There was no offering of any real steps that Russia would take to stem the downward economic spiral it was in. Putin offered one cause and he offered one solution.

The cause and Putin's solution

According to Putin the cause of the current economic turmoil, or "trying times" as he referred to them, was with the west.

The finger pointing came as no surprise.

For several years now Russia has successfully positioned itself in the role of a victim to garner support internally. Based on Putin's popularity this is working. Although it should be noted that in an authoritarian regime it's easy to poll well when there is no effective opposition.

What is important to read between the lines is that Putin's accusations at the west amounts to a clear admission of the effects that the sanctions are having on Russia.

Putin's solution, like it is so often with political leaders, was to tell his people to do nothing and just sit and wait it out. This is surprising coming from a leader who goes to great lengths to portray himself as a man of action.

How will this play out?

Russian President Vladimir Putin speaks in Moscow
Russian President Vladimir Putin speaks during his annual end-of-year news conference in Moscow, December 18, 2014. Putin said on Thursday the government had to take additional measures to forge economic stability. Reuters

Putin's own analysis of the situation is both right and wrong.

Personally, for Putin, there is no crisis, because in any authoritarian regime political power trumps economic necessities each and every time. Putin's position remains strong.

There is no effective opposition in Russia and there is hardly likely to be any mass uprisings against Putin. The strategy for Putin remains the consolidation of power.

So what is an investor to do?

The volatility of the rouble and oil price dependent Russian stocks are a great opportunity for sure, but a play on any of those is all about timing a market correctly. Timing the fickle moves of the volatile markets of a national economy in a crisis is notoriously difficult.

Underlying all this is the reality that there is no end in sight to sanctions, Putin offered no olive branch and most worryingly the Ukraine crisis remains and could blow up again at any moment.

The direction of the price of oil is anybody's guess and Russia's currency and economy lies in tatters.
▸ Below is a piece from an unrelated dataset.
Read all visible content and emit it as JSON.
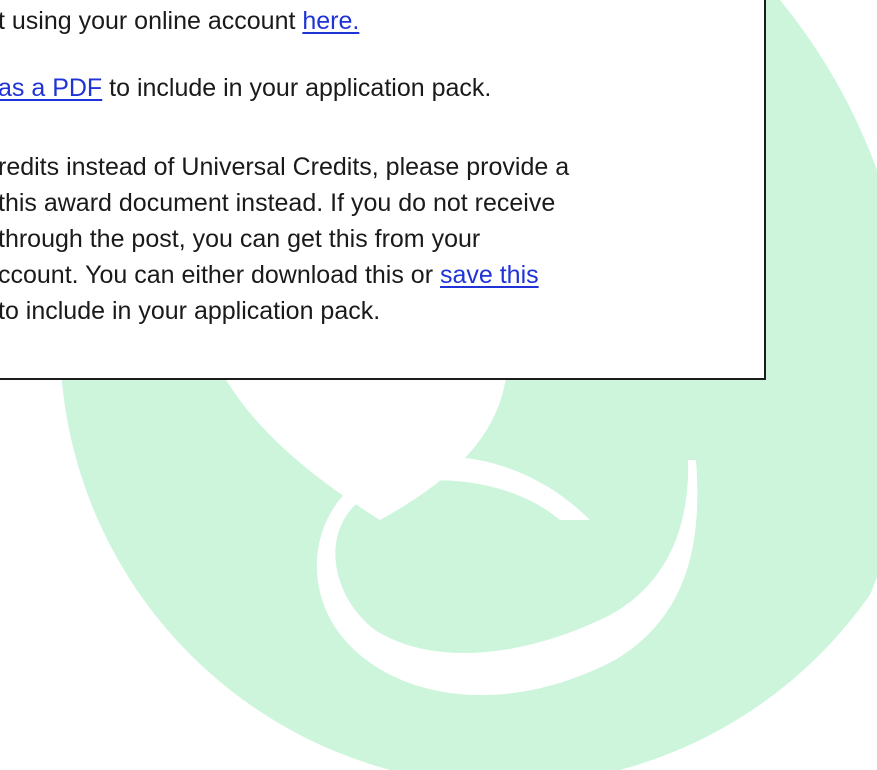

Contrary to what Putin says this will not be over in a short while and the current state of affairs is a real threat to the global economy.

The Finns have a saying that you should avoid a bear that has been shot in the buttocks. Wise words from Russia's neighbour, a nation that was under Russian rule and fought two wars with them.

The Banker's Umbrella, the world's most popular blog on private banking and wealth management.

The author is a former senior private banker with a wealth of experience in multi-asset portfolio management and writes anonymously.